→ EXERCISE: What follows is a set of records. Repeat them word for word.

→ GIVEN ENTRIES:
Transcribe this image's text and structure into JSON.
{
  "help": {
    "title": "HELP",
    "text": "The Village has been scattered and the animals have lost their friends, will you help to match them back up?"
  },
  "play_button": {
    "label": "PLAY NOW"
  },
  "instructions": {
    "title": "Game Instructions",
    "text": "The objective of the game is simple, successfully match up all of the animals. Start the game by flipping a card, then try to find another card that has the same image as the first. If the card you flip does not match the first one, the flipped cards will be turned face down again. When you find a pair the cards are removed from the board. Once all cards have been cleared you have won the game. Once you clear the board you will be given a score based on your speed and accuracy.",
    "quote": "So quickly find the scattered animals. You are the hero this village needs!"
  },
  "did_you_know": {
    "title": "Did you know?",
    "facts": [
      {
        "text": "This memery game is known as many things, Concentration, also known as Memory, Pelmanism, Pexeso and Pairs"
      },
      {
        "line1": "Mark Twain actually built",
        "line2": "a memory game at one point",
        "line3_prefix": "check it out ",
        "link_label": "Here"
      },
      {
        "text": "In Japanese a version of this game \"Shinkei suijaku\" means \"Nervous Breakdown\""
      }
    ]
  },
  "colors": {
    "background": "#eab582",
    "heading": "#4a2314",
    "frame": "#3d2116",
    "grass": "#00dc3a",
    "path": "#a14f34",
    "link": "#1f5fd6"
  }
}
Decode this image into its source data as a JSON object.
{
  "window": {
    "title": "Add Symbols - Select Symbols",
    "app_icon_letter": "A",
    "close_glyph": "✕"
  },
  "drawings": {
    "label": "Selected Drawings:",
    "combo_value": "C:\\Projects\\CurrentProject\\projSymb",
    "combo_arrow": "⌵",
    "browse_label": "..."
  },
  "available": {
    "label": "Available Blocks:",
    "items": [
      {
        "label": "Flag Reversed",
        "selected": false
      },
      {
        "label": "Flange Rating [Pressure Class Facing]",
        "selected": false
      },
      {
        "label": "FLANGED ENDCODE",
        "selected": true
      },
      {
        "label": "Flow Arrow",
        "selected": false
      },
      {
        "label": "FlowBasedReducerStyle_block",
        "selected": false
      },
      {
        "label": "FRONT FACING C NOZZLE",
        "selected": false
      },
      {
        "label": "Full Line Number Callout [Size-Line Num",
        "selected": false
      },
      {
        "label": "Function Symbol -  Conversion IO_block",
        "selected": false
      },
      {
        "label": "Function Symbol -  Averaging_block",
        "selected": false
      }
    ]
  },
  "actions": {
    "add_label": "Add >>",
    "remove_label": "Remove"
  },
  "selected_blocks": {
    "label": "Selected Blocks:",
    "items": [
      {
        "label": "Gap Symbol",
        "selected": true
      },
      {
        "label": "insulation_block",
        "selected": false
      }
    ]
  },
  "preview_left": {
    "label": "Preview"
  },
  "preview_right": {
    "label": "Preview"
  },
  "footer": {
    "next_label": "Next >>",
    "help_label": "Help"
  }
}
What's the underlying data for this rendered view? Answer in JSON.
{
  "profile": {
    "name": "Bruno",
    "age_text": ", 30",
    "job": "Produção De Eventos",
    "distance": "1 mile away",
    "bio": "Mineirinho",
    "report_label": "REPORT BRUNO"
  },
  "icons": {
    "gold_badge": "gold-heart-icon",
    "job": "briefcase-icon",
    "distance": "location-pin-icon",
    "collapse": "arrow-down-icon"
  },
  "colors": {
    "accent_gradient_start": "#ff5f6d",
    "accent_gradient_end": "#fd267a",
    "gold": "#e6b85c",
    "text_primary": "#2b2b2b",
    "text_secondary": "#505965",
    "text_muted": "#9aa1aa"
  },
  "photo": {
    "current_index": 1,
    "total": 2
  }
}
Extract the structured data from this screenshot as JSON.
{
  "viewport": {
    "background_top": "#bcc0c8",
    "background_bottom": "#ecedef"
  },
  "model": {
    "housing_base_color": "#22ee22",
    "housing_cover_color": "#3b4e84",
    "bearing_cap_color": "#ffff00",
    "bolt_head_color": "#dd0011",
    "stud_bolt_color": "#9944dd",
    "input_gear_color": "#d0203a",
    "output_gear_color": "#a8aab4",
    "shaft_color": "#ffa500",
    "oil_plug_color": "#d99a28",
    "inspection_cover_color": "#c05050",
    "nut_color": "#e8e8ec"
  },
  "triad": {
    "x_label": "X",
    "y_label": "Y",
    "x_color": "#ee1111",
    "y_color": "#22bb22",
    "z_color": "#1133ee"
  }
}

→ EXERCISE OUTPUT:
Transcribe this image's text and structure into JSON.
{
  "help": {
    "title": "HELP",
    "text": "The Village has been scattered and the animals have lost their friends, will you help to match them back up?"
  },
  "play_button": {
    "label": "PLAY NOW"
  },
  "instructions": {
    "title": "Game Instructions",
    "text": "The objective of the game is simple, successfully match up all of the animals. Start the game by flipping a card, then try to find another card that has the same image as the first. If the card you flip does not match the first one, the flipped cards will be turned face down again. When you find a pair the cards are removed from the board. Once all cards have been cleared you have won the game. Once you clear the board you will be given a score based on your speed and accuracy.",
    "quote": "So quickly find the scattered animals. You are the hero this village needs!"
  },
  "did_you_know": {
    "title": "Did you know?",
    "facts": [
      {
        "text": "This memery game is known as many things, Concentration, also known as Memory, Pelmanism, Pexeso and Pairs"
      },
      {
        "line1": "Mark Twain actually built",
        "line2": "a memory game at one point",
        "line3_prefix": "check it out ",
        "link_label": "Here"
      },
      {
        "text": "In Japanese a version of this game \"Shinkei suijaku\" means \"Nervous Breakdown\""
      }
    ]
  },
  "colors": {
    "background": "#eab582",
    "heading": "#4a2314",
    "frame": "#3d2116",
    "grass": "#00dc3a",
    "path": "#a14f34",
    "link": "#1f5fd6"
  }
}
Decode this image into its source data as a JSON object.
{
  "window": {
    "title": "Add Symbols - Select Symbols",
    "app_icon_letter": "A",
    "close_glyph": "✕"
  },
  "drawings": {
    "label": "Selected Drawings:",
    "combo_value": "C:\\Projects\\CurrentProject\\projSymb",
    "combo_arrow": "⌵",
    "browse_label": "..."
  },
  "available": {
    "label": "Available Blocks:",
    "items": [
      {
        "label": "Flag Reversed",
        "selected": false
      },
      {
        "label": "Flange Rating [Pressure Class Facing]",
        "selected": false
      },
      {
        "label": "FLANGED ENDCODE",
        "selected": true
      },
      {
        "label": "Flow Arrow",
        "selected": false
      },
      {
        "label": "FlowBasedReducerStyle_block",
        "selected": false
      },
      {
        "label": "FRONT FACING C NOZZLE",
        "selected": false
      },
      {
        "label": "Full Line Number Callout [Size-Line Num",
        "selected": false
      },
      {
        "label": "Function Symbol -  Conversion IO_block",
        "selected": false
      },
      {
        "label": "Function Symbol -  Averaging_block",
        "selected": false
      }
    ]
  },
  "actions": {
    "add_label": "Add >>",
    "remove_label": "Remove"
  },
  "selected_blocks": {
    "label": "Selected Blocks:",
    "items": [
      {
        "label": "Gap Symbol",
        "selected": true
      },
      {
        "label": "insulation_block",
        "selected": false
      }
    ]
  },
  "preview_left": {
    "label": "Preview"
  },
  "preview_right": {
    "label": "Preview"
  },
  "footer": {
    "next_label": "Next >>",
    "help_label": "Help"
  }
}
What's the underlying data for this rendered view? Answer in JSON.
{
  "profile": {
    "name": "Bruno",
    "age_text": ", 30",
    "job": "Produção De Eventos",
    "distance": "1 mile away",
    "bio": "Mineirinho",
    "report_label": "REPORT BRUNO"
  },
  "icons": {
    "gold_badge": "gold-heart-icon",
    "job": "briefcase-icon",
    "distance": "location-pin-icon",
    "collapse": "arrow-down-icon"
  },
  "colors": {
    "accent_gradient_start": "#ff5f6d",
    "accent_gradient_end": "#fd267a",
    "gold": "#e6b85c",
    "text_primary": "#2b2b2b",
    "text_secondary": "#505965",
    "text_muted": "#9aa1aa"
  },
  "photo": {
    "current_index": 1,
    "total": 2
  }
}
Extract the structured data from this screenshot as JSON.
{
  "viewport": {
    "background_top": "#bcc0c8",
    "background_bottom": "#ecedef"
  },
  "model": {
    "housing_base_color": "#22ee22",
    "housing_cover_color": "#3b4e84",
    "bearing_cap_color": "#ffff00",
    "bolt_head_color": "#dd0011",
    "stud_bolt_color": "#9944dd",
    "input_gear_color": "#d0203a",
    "output_gear_color": "#a8aab4",
    "shaft_color": "#ffa500",
    "oil_plug_color": "#d99a28",
    "inspection_cover_color": "#c05050",
    "nut_color": "#e8e8ec"
  },
  "triad": {
    "x_label": "X",
    "y_label": "Y",
    "x_color": "#ee1111",
    "y_color": "#22bb22",
    "z_color": "#1133ee"
  }
}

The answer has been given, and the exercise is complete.